*ACTIVITY*:
Review the material and extract every line in which the word "Belgrade" occurs.

*RECORDS PROVIDED*:
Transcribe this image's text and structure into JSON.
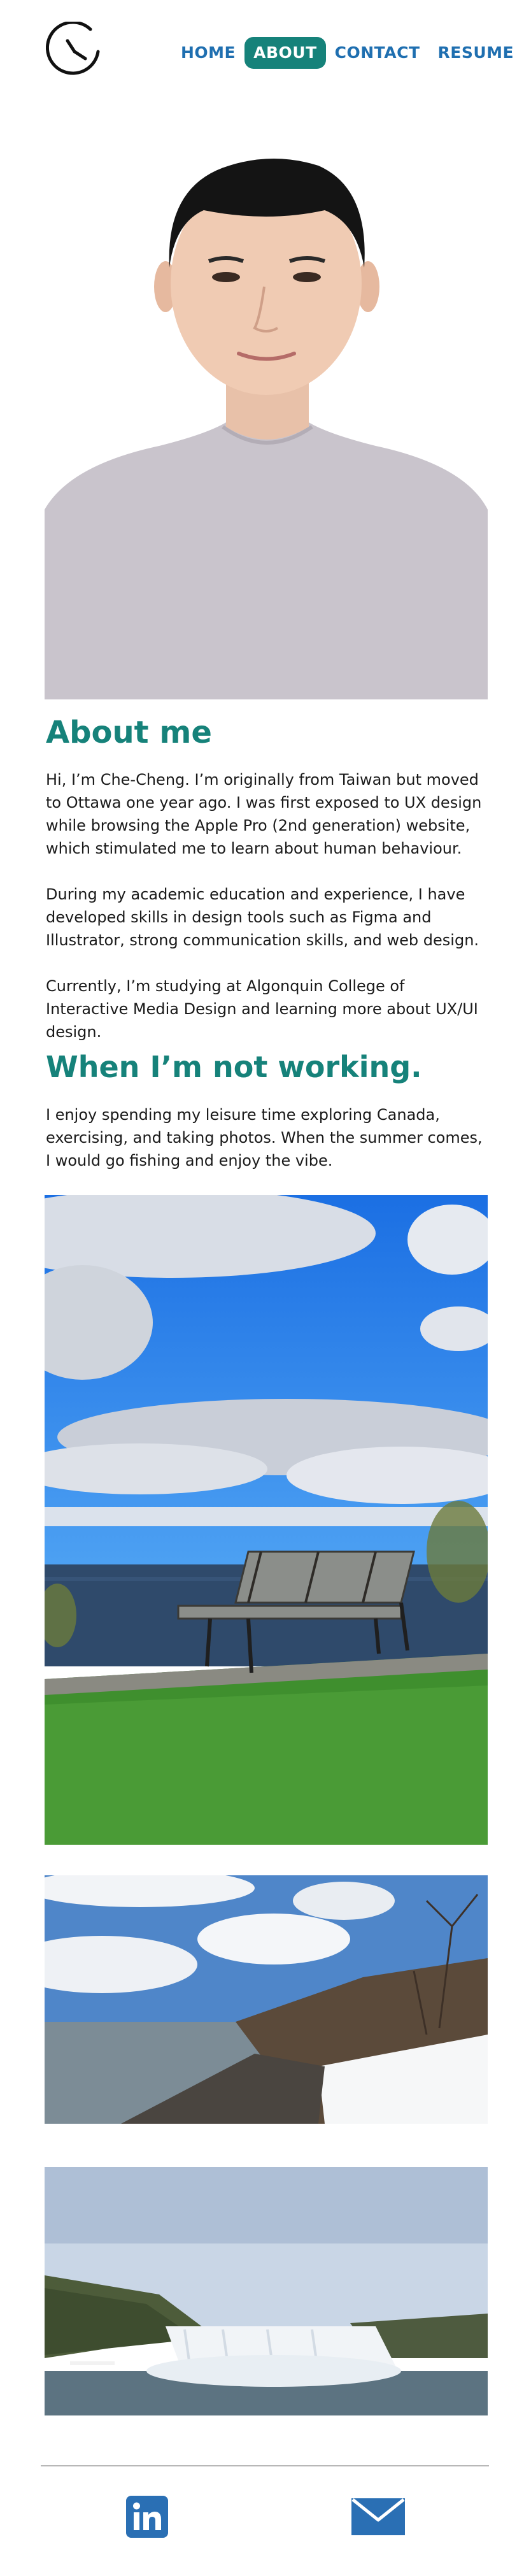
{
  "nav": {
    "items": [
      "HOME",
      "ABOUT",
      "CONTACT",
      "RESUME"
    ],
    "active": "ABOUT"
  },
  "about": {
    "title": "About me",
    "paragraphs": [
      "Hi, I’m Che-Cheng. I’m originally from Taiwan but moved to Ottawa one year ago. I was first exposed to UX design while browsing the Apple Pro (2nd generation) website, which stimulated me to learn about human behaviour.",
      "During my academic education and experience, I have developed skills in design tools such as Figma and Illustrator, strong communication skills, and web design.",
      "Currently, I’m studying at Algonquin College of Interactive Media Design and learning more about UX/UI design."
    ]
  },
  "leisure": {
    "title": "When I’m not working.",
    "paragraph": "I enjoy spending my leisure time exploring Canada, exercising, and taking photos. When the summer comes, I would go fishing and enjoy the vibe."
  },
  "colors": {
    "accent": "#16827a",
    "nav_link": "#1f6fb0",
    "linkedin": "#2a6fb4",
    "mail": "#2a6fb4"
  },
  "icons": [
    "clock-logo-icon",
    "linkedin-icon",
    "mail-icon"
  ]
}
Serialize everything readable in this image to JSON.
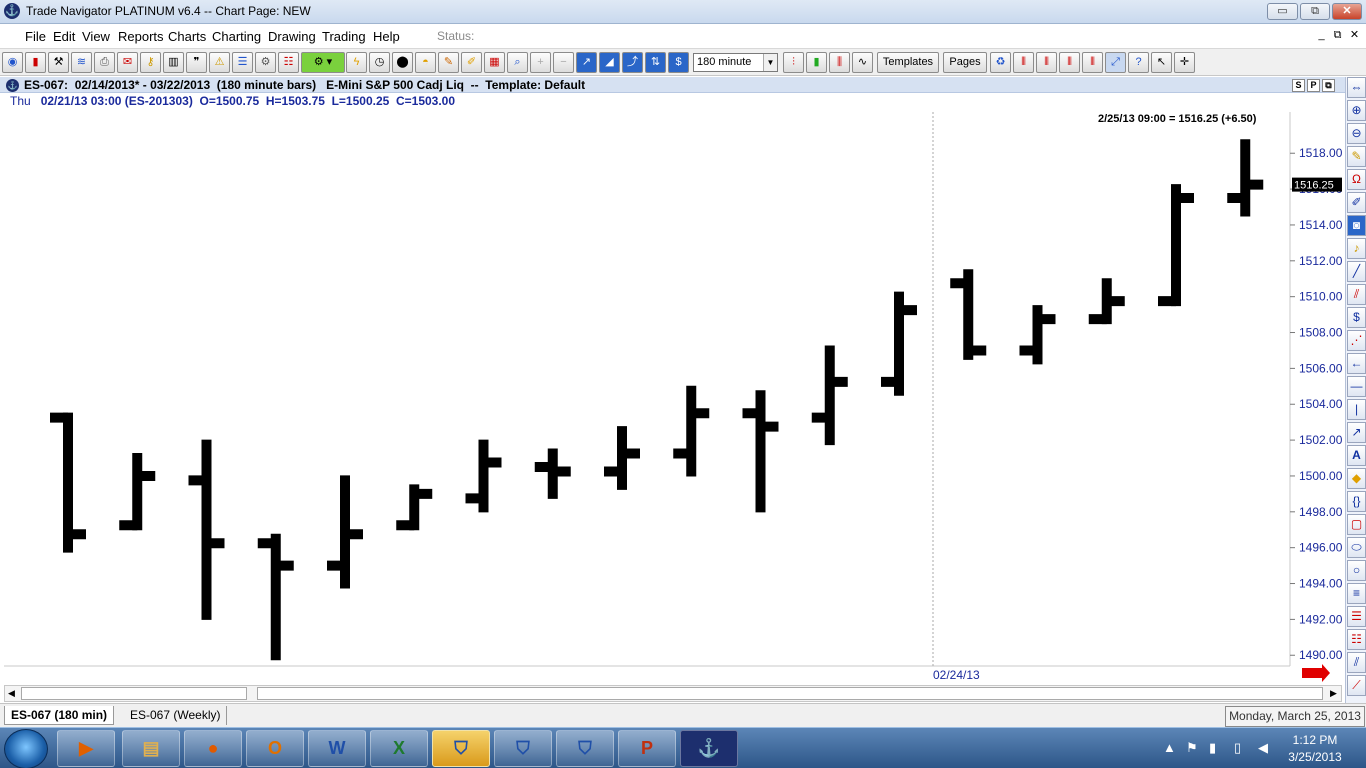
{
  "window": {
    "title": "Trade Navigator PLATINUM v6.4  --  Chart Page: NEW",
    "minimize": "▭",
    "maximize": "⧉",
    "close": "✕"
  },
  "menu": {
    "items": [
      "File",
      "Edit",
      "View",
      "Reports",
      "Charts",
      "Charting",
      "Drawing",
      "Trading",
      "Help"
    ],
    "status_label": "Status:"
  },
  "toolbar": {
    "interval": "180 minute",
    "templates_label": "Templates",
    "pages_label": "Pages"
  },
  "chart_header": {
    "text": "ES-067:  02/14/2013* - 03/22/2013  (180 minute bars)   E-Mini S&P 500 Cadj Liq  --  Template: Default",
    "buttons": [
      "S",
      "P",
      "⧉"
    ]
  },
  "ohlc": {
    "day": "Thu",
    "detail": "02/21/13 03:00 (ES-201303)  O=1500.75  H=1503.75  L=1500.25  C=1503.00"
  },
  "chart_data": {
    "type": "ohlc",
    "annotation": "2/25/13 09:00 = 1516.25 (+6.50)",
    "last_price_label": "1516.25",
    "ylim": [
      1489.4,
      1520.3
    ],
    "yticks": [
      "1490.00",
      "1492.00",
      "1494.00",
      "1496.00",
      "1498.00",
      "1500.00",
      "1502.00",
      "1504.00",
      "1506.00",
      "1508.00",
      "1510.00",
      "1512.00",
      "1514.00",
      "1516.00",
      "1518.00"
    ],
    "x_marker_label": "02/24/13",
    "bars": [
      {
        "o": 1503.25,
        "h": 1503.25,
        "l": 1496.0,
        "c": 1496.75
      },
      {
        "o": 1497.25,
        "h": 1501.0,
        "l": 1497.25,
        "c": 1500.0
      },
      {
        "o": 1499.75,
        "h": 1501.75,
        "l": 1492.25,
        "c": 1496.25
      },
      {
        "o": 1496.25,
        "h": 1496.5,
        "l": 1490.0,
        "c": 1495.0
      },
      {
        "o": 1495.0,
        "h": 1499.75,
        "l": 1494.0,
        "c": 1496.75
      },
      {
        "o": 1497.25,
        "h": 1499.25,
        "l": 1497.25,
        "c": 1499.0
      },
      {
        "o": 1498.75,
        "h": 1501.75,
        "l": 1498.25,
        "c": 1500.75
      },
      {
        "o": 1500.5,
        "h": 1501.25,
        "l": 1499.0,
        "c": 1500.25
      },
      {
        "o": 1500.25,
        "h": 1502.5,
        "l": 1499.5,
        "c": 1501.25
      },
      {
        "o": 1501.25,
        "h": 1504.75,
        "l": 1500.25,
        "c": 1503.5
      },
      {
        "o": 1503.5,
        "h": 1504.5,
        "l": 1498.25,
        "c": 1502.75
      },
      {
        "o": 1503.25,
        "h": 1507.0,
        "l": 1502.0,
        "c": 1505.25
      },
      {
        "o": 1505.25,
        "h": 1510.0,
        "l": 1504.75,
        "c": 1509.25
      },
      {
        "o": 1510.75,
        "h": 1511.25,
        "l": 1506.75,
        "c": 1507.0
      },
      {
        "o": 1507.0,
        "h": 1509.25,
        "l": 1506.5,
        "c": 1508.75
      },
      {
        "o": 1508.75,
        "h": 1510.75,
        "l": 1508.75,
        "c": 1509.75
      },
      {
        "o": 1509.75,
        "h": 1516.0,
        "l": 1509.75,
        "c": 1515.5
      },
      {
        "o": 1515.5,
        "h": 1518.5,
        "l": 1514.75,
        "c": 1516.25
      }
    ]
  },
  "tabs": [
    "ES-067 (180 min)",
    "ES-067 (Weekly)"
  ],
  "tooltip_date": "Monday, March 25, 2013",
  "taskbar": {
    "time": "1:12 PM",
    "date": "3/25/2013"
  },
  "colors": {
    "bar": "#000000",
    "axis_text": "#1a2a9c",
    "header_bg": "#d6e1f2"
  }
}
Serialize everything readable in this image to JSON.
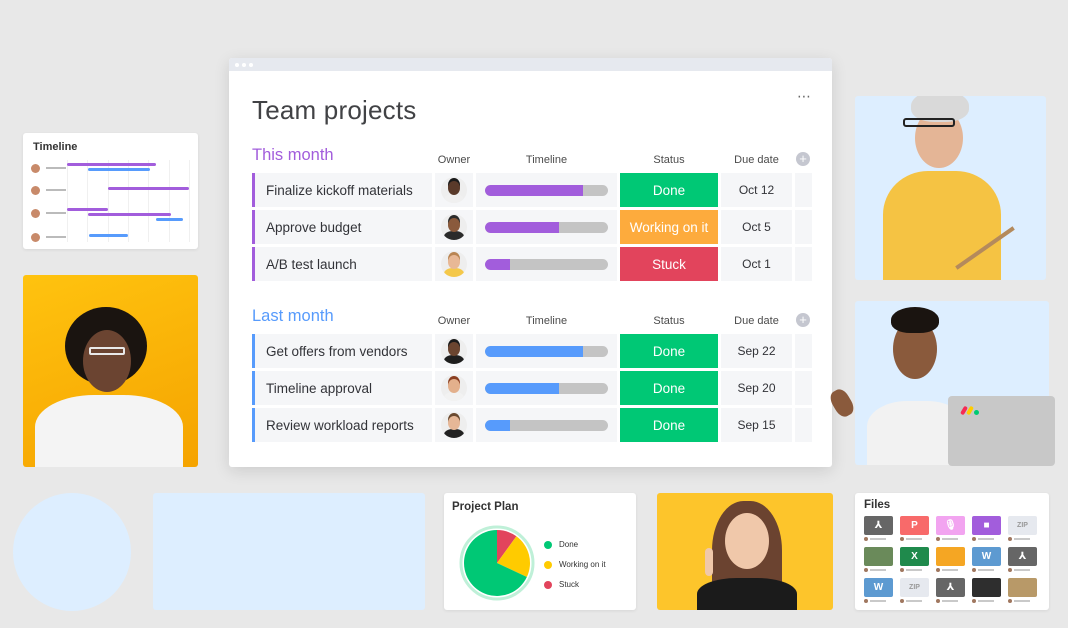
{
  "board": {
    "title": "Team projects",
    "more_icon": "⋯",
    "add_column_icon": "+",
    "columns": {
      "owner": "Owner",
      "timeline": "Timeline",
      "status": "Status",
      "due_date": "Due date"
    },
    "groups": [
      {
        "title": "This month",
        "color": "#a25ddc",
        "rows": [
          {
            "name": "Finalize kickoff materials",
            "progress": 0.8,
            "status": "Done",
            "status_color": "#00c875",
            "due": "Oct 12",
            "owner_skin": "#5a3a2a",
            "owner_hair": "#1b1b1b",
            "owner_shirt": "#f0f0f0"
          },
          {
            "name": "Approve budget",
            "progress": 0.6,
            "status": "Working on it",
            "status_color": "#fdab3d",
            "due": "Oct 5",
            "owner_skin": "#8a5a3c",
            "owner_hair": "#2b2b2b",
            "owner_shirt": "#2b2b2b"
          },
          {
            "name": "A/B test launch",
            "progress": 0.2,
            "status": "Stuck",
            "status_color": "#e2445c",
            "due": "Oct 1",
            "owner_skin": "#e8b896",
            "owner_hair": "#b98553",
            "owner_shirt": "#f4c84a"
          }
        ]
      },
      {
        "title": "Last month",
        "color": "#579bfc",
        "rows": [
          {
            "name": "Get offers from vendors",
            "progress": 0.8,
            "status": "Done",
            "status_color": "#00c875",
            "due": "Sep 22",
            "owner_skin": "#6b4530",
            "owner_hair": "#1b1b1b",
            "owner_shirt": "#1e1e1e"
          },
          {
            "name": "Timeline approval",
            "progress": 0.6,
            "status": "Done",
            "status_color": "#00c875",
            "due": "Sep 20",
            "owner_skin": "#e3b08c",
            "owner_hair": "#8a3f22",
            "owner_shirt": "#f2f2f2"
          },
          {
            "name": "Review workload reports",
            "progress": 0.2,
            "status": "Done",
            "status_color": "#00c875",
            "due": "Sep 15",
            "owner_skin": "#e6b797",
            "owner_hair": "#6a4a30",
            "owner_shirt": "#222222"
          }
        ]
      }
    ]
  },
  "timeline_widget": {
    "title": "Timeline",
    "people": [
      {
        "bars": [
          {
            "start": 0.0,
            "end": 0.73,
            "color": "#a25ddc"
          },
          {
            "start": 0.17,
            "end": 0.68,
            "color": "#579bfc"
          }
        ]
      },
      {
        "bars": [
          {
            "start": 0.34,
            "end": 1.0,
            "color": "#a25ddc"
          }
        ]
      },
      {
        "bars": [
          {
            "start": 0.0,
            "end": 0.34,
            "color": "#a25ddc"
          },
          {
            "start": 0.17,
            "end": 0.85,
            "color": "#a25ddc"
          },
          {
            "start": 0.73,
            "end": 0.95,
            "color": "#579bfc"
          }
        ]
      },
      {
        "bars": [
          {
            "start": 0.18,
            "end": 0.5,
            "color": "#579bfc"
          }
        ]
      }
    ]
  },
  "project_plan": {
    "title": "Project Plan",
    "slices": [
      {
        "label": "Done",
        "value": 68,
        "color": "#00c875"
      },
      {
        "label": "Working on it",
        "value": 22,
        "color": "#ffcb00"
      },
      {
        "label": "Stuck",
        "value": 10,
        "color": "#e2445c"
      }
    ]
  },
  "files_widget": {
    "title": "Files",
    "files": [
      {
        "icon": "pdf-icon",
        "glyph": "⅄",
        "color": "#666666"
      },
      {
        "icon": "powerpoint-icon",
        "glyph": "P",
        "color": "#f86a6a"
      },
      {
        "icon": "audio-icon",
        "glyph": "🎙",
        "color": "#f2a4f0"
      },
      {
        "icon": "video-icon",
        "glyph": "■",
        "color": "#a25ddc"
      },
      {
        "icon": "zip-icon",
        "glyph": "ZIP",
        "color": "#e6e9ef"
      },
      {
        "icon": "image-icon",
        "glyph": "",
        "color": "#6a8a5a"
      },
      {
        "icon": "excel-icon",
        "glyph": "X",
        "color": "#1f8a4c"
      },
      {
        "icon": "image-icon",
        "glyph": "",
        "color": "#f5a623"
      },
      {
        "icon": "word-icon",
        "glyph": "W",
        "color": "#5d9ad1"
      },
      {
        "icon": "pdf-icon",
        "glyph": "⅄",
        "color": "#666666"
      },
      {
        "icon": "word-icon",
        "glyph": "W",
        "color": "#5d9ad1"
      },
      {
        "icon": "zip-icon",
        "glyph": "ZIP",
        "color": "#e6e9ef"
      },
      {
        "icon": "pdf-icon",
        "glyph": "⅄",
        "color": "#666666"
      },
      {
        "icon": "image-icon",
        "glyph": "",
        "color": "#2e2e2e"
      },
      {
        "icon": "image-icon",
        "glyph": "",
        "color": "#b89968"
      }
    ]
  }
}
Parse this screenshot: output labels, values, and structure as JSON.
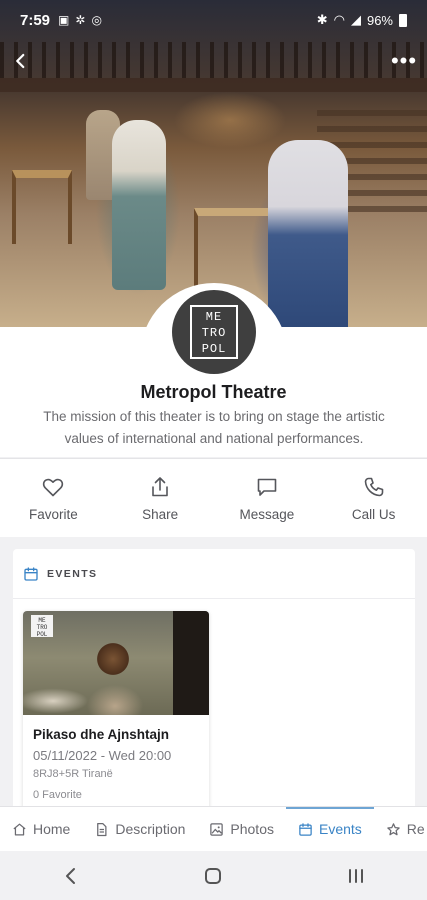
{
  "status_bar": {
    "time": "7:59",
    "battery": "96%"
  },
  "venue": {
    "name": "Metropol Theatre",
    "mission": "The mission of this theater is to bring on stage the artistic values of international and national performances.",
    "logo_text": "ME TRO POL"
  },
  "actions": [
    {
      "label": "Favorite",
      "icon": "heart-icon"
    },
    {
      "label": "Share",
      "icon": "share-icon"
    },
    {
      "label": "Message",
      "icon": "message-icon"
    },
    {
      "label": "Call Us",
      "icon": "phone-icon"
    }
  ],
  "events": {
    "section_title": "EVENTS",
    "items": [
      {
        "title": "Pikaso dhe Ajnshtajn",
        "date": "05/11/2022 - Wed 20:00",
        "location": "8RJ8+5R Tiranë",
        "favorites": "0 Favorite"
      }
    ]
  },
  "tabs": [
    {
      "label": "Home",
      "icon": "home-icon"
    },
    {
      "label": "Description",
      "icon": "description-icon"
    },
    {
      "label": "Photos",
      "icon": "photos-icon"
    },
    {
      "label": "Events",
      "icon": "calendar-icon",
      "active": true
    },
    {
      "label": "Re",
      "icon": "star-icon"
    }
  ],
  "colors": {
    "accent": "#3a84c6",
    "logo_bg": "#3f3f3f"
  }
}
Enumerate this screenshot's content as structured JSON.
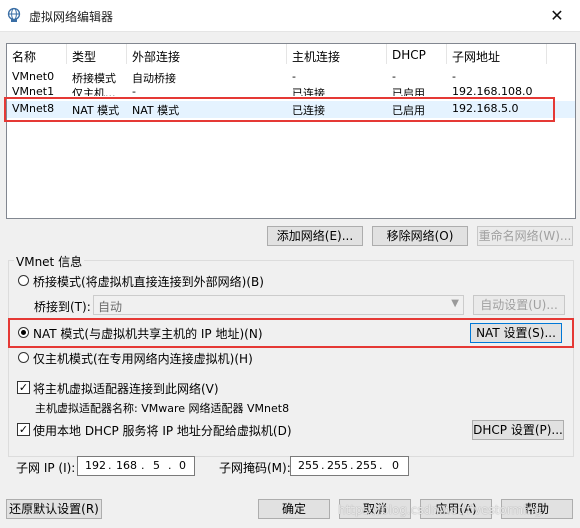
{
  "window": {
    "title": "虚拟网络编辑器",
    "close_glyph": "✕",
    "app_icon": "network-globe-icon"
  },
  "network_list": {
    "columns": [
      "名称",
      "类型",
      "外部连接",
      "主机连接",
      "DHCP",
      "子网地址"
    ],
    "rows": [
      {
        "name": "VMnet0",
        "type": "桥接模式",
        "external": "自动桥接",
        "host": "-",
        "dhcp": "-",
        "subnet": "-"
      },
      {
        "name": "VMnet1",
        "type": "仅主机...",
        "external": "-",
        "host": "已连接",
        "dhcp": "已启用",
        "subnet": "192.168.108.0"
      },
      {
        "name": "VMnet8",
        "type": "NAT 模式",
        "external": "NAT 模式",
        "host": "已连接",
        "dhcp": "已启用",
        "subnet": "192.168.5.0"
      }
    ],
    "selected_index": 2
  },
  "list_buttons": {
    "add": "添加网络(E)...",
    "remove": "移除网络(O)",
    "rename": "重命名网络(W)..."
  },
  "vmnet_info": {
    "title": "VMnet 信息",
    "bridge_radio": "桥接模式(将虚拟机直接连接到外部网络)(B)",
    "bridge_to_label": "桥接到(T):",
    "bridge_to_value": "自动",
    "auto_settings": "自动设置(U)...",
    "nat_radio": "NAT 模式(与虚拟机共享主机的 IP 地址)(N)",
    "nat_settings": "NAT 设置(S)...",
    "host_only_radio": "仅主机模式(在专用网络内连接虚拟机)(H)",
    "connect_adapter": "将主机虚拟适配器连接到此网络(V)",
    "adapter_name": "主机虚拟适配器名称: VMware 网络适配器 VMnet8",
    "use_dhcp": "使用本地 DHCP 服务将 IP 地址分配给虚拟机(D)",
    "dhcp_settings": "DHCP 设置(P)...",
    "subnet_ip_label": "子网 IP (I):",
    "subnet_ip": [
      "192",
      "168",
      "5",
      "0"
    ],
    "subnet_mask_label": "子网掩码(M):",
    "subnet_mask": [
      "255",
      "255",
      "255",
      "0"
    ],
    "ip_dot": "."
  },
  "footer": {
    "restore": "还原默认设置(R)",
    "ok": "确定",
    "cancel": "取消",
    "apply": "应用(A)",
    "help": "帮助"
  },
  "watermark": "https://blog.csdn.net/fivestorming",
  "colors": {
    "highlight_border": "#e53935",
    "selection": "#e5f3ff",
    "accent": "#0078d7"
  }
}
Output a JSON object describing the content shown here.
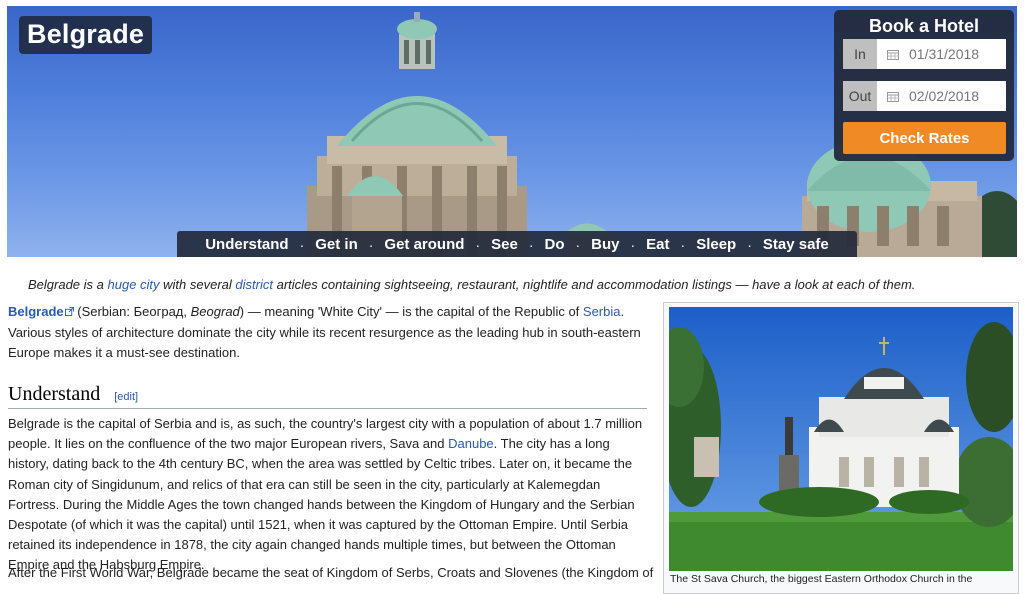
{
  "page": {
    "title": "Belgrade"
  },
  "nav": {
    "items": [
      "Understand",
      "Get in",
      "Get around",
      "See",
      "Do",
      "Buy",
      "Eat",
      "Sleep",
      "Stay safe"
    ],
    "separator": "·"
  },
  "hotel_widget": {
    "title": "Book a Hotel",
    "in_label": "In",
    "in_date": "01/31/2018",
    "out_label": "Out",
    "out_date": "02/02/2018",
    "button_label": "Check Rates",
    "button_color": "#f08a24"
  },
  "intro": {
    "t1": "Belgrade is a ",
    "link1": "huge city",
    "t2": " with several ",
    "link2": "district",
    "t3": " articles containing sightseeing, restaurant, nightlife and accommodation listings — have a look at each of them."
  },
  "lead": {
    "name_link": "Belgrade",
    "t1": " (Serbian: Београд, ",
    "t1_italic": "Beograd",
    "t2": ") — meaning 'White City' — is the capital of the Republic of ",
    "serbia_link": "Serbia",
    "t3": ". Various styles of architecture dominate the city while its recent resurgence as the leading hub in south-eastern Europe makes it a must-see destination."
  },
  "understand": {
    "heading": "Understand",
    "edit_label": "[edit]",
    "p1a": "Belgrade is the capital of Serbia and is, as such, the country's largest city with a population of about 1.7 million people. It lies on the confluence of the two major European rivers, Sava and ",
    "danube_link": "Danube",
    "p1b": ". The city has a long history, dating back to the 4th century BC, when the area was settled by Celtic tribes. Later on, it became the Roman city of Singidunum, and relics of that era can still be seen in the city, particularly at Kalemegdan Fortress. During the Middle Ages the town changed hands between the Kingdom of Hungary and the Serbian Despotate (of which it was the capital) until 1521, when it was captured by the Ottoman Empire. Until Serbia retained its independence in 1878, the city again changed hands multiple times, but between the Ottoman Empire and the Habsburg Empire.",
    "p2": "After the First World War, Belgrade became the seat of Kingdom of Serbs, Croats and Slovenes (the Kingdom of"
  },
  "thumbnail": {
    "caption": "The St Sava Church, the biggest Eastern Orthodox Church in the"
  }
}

*SOLUTION BELOW*:
    "title": "Belgrade"
    "t1": "Belgrade is a ",
    "name_link": "Belgrade",
    "p1a": "Belgrade is the capital of Serbia and is, as such, the country's largest city with a population of about 1.7 million people. It lies on the confluence of the two major European rivers, Sava and ",
    "p2": "After the First World War, Belgrade became the seat of Kingdom of Serbs, Croats and Slovenes (the Kingdom of"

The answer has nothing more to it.